Any of my long-time readers already know that I have a bit of an obsession with the book of Psalms, so you shouldn’t be too surprised to see another blog series centered around Psalms. I’ve written before about how the book has had a huge impact on me spiritually and mentally.
As I’ve been studying Psalms recently, I began to notice a pattern that I hadn’t really noticed before… I find it absolutely fascinating when that happens. Words I’ve read time and time again suddenly become brand new. I guess that’s why they call the Bible the living Word of God.
The pattern I took note of was simple. It wasn’t hidden behind cultural imagery or unfamiliar hebrew poetic practices. I simply recognized the persistent use of a single word.
Specifically, the idea of remembering the faithfulness of God. Other similar words are used in this context in the place of the word remember, including ponder, meditate, recount, remind, and proclaim.
This repetition helped me grasp a simple truth more tightly. There is significance in remembering how God has worked in our own lives and in the lives of others.
There are two specific instances of this in Psalms that I wanted to write about. I was going to make them a single post but I decided this topic was important enough to be a two-part post. It’s my heart for you to see and grasp these truths that God has been teaching me about the importance of choosing to remember His goodness.
Asaph remembering God’s past faithfulness in Psalm 77
I don’t know exactly what was going through Asaph’s mind when he penned Psalm 77. What I do know is that Asaph’s heart was in a place where he said “my soul refuses to be comforted” (vs. 2). I see myself within these words… I have been where Asaph had been. Which is why I resonate so greatly with the barrage of questions that comes next.
6 I said, “Let me remember my song in the night;
let me meditate in my heart.”
Then my spirit made a diligent search:
7 “Will the Lord spurn forever,
and never again be favorable?
8 Has his steadfast love forever ceased?
Are his promises at an end for all time?
9 Has God forgotten to be gracious?
Has he in anger shut up his compassion?”
At first glance, these questions directed toward God seem to be sacrilegious blasphemy. But, If you look closely at the text, I think it’s clear that these questions came from a sincere heart that was seeking for truth. Verse 6 makes it clear that Asaph genuinely and diligently sought the Lord and the truth.
Spiritual doubt in the face of sorrow is not at all uncommon. Psalm 77 is a beautiful picture of how to handle those doubts with grace.
I believe that my God is big enough to handle doubt in the face of sorrow. I believe the Word of God will hold up to my questioning and scrutiny. I believe there is grace for the souls who diligently search for the truth, just like Asaph did. Which is why what Asaph did next is so incredibly important.
10 Then I said, “I will appeal to this,
to the years of the right hand of the Most High.”
11 I will remember the deeds of the Lord;
yes, I will remember your wonders of old.
12 I will ponder all your work,
and meditate on your mighty deeds.
13 Your way, O God, is holy.
What god is great like our God?
14 You are the God who works wonders;
you have made known your might among the peoples.
15 You with your arm redeemed your people,
the children of Jacob and Joseph.
Asaph has now completely shifted his focus from his own doubts to God’s goodness.
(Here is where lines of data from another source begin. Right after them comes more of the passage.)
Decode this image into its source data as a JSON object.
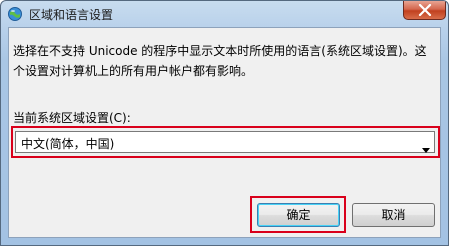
{
  "window": {
    "title": "区域和语言设置",
    "close_icon": "close-icon",
    "app_icon": "region-language-icon"
  },
  "content": {
    "description": "选择在不支持 Unicode 的程序中显示文本时所使用的语言(系统区域设置)。这个设置对计算机上的所有用户帐户都有影响。",
    "locale_label": "当前系统区域设置(C):",
    "locale_value": "中文(简体，中国)",
    "dropdown_icon": "chevron-down-icon"
  },
  "buttons": {
    "ok_label": "确定",
    "cancel_label": "取消"
  },
  "highlight_color": "#d9001b"
}
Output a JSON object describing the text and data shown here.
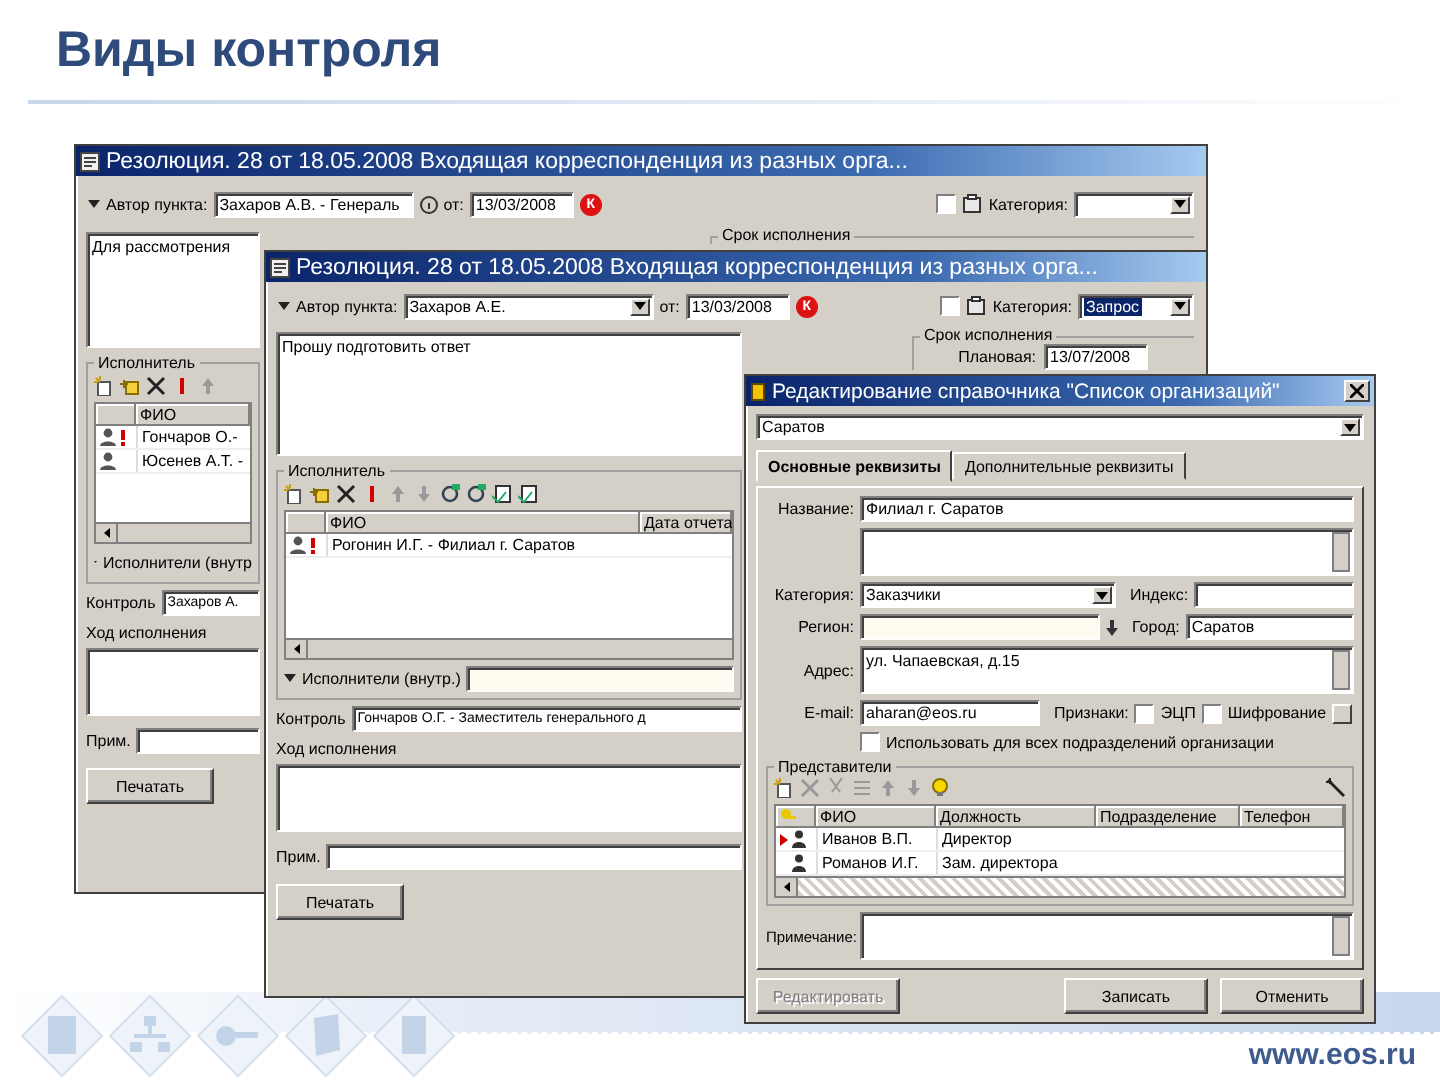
{
  "slide": {
    "title": "Виды контроля",
    "url": "www.eos.ru"
  },
  "back_window": {
    "title": "Резолюция. 28 от 18.05.2008 Входящая корреспонденция из разных орга...",
    "author_label": "Автор пункта:",
    "author_dropdown": false,
    "author": "Захаров А.В. - Генераль",
    "date_label": "от:",
    "date": "13/03/2008",
    "badge": "К",
    "flag_checked": false,
    "category_label": "Категория:",
    "deadline_legend": "Срок исполнения",
    "text": "Для рассмотрения",
    "executors_legend": "Исполнитель",
    "columns": [
      "ФИО"
    ],
    "executors": [
      {
        "name": "Гончаров О.-",
        "urgent": true
      },
      {
        "name": "Юсенев А.Т. -",
        "urgent": false
      }
    ],
    "internal_label": "Исполнители (внутр",
    "control_label": "Контроль",
    "control": "Захаров А.",
    "progress_label": "Ход исполнения",
    "note_label": "Прим.",
    "print_button": "Печатать"
  },
  "middle_window": {
    "title": "Резолюция. 28 от 18.05.2008 Входящая корреспонденция из разных орга...",
    "author_label": "Автор пункта:",
    "author_dropdown": true,
    "author": "Захаров А.Е.",
    "date_label": "от:",
    "date": "13/03/2008",
    "badge": "К",
    "flag_checked": false,
    "category_label": "Категория:",
    "category": "Запрос",
    "deadline_legend": "Срок исполнения",
    "planned_label": "Плановая:",
    "planned": "13/07/2008",
    "text": "Прошу подготовить ответ",
    "executors_legend": "Исполнитель",
    "columns": [
      "ФИО",
      "Дата отчета"
    ],
    "executors": [
      {
        "name": "Рогонин И.Г. - Филиал г. Саратов",
        "urgent": true
      }
    ],
    "internal_label": "Исполнители (внутр.)",
    "control_label": "Контроль",
    "control": "Гончаров О.Г. - Заместитель генерального д",
    "progress_label": "Ход исполнения",
    "note_label": "Прим.",
    "print_button": "Печатать"
  },
  "front_window": {
    "title": "Редактирование справочника \"Список организаций\"",
    "selector": "Саратов",
    "tabs": [
      {
        "label": "Основные реквизиты",
        "selected": true
      },
      {
        "label": "Дополнительные реквизиты",
        "selected": false
      }
    ],
    "name_label": "Название:",
    "name": "Филиал г. Саратов",
    "category_label": "Категория:",
    "category": "Заказчики",
    "index_label": "Индекс:",
    "region_label": "Регион:",
    "city_label": "Город:",
    "city": "Саратов",
    "address_label": "Адрес:",
    "address": "ул. Чапаевская, д.15",
    "email_label": "E-mail:",
    "email": "aharan@eos.ru",
    "signs_label": "Признаки:",
    "signs": [
      {
        "label": "ЭЦП",
        "checked": false
      },
      {
        "label": "Шифрование",
        "checked": false
      }
    ],
    "all_units": {
      "label": "Использовать для всех подразделений организации",
      "checked": false
    },
    "reps_legend": "Представители",
    "reps_columns": [
      "ФИО",
      "Должность",
      "Подразделение",
      "Телефон"
    ],
    "reps": [
      {
        "name": "Иванов В.П.",
        "position": "Директор",
        "current": true
      },
      {
        "name": "Романов И.Г.",
        "position": "Зам. директора",
        "current": false
      }
    ],
    "note_label": "Примечание:",
    "buttons": [
      {
        "label": "Редактировать",
        "disabled": true
      },
      {
        "label": "Записать",
        "disabled": false
      },
      {
        "label": "Отменить",
        "disabled": false
      }
    ]
  }
}
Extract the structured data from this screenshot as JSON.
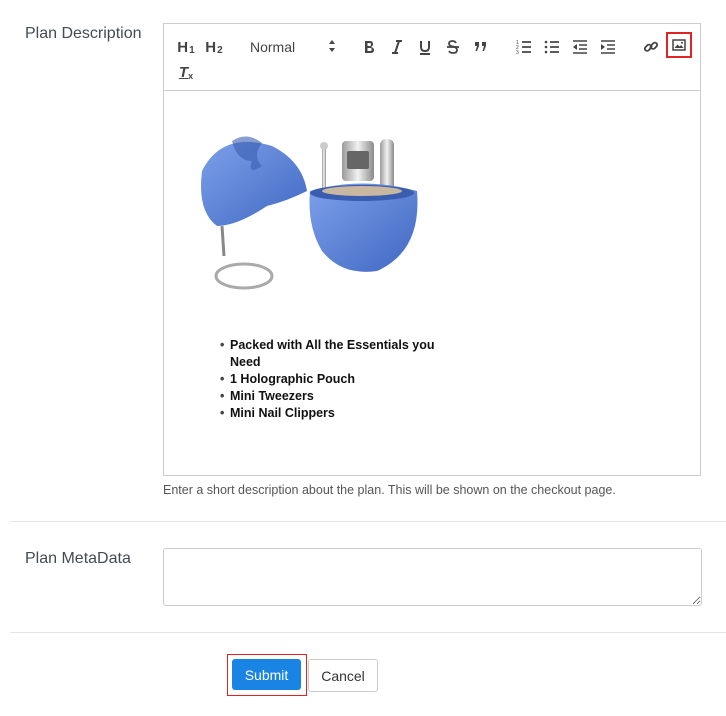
{
  "plan_description": {
    "label": "Plan Description",
    "help_text": "Enter a short description about the plan. This will be shown on the checkout page."
  },
  "toolbar": {
    "h1_label": "H",
    "h1_sub": "1",
    "h2_label": "H",
    "h2_sub": "2",
    "size_select": "Normal",
    "tx_label": "T"
  },
  "editor_content": {
    "bullets": [
      "Packed with All the Essentials you Need",
      "1 Holographic Pouch",
      "Mini Tweezers",
      "Mini Nail Clippers"
    ]
  },
  "plan_metadata": {
    "label": "Plan MetaData",
    "value": ""
  },
  "actions": {
    "submit_label": "Submit",
    "cancel_label": "Cancel"
  },
  "colors": {
    "accent": "#1a84e5",
    "highlight": "#e02424",
    "product_blue": "#5b82d6"
  }
}
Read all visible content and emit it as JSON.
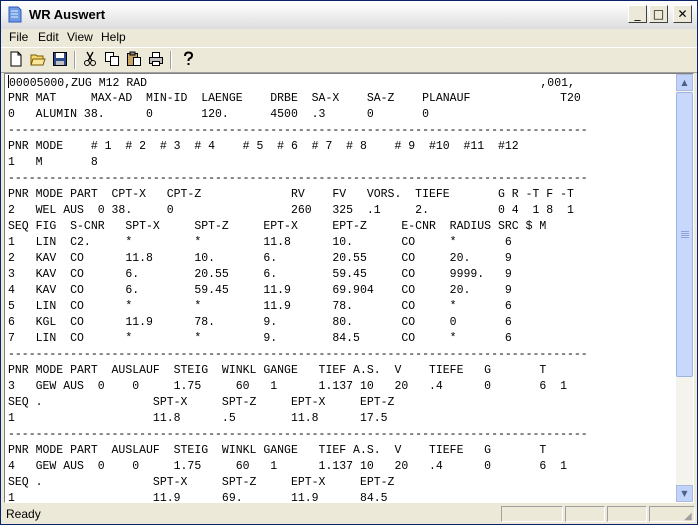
{
  "window": {
    "title": "WR Auswert",
    "controls": {
      "minimize": "_",
      "maximize": "□",
      "close": "✕"
    }
  },
  "menu": [
    "File",
    "Edit",
    "View",
    "Help"
  ],
  "toolbar": [
    "new-file-icon",
    "open-folder-icon",
    "save-disk-icon",
    "cut-scissors-icon",
    "copy-icon",
    "paste-icon",
    "print-icon",
    "help-question-icon"
  ],
  "document": {
    "lines": [
      "00005000,ZUG M12 RAD                                                         ,001,",
      "PNR MAT     MAX-AD  MIN-ID  LAENGE    DRBE  SA-X    SA-Z    PLANAUF             T20",
      "0   ALUMIN 38.      0       120.      4500  .3      0       0",
      "------------------------------------------------------------------------------------",
      "PNR MODE    # 1  # 2  # 3  # 4    # 5  # 6  # 7  # 8    # 9  #10  #11  #12",
      "1   M       8",
      "------------------------------------------------------------------------------------",
      "PNR MODE PART  CPT-X   CPT-Z             RV    FV   VORS.  TIEFE       G R -T F -T",
      "2   WEL AUS  0 38.     0                 260   325  .1     2.          0 4  1 8  1",
      "SEQ FIG  S-CNR   SPT-X     SPT-Z     EPT-X     EPT-Z     E-CNR  RADIUS SRC $ M",
      "1   LIN  C2.     *         *         11.8      10.       CO     *       6",
      "2   KAV  CO      11.8      10.       6.        20.55     CO     20.     9",
      "3   KAV  CO      6.        20.55     6.        59.45     CO     9999.   9",
      "4   KAV  CO      6.        59.45     11.9      69.904    CO     20.     9",
      "5   LIN  CO      *         *         11.9      78.       CO     *       6",
      "6   KGL  CO      11.9      78.       9.        80.       CO     0       6",
      "7   LIN  CO      *         *         9.        84.5      CO     *       6",
      "------------------------------------------------------------------------------------",
      "PNR MODE PART  AUSLAUF  STEIG  WINKL GANGE   TIEF A.S.  V    TIEFE   G       T",
      "3   GEW AUS  0    0     1.75     60   1      1.137 10   20   .4      0       6  1",
      "SEQ .                SPT-X     SPT-Z     EPT-X     EPT-Z",
      "1                    11.8      .5        11.8      17.5",
      "------------------------------------------------------------------------------------",
      "PNR MODE PART  AUSLAUF  STEIG  WINKL GANGE   TIEF A.S.  V    TIEFE   G       T",
      "4   GEW AUS  0    0     1.75     60   1      1.137 10   20   .4      0       6  1",
      "SEQ .                SPT-X     SPT-Z     EPT-X     EPT-Z",
      "1                    11.9      69.       11.9      84.5"
    ]
  },
  "status": {
    "text": "Ready"
  }
}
He meditates on the faithfulness of God to the people of Israel, recounting the works of the Lord to generations before him.
Asaph sought the Lord and found Him by remembering God’s “wonders of old”.
God is not scared of your doubt, friend. Take your questions to Him, I promise he can handle them. But don’t stop there.
Follow the example of Asaph and remember. Remember the works of God in the past. Remember the miracles God performed throughout the old and new testament. Remember how God has sustained our brothers and sisters in ministry before us. Read and meditate on His goodness.
If you need ideas or a place to start reading, comment below or message me! I would love to help you remember what God has done in the past.
My next blog post will be about meditating on the works of God in our own present lives and how David sets an example for us of proclamation and praise. Make sure you come back!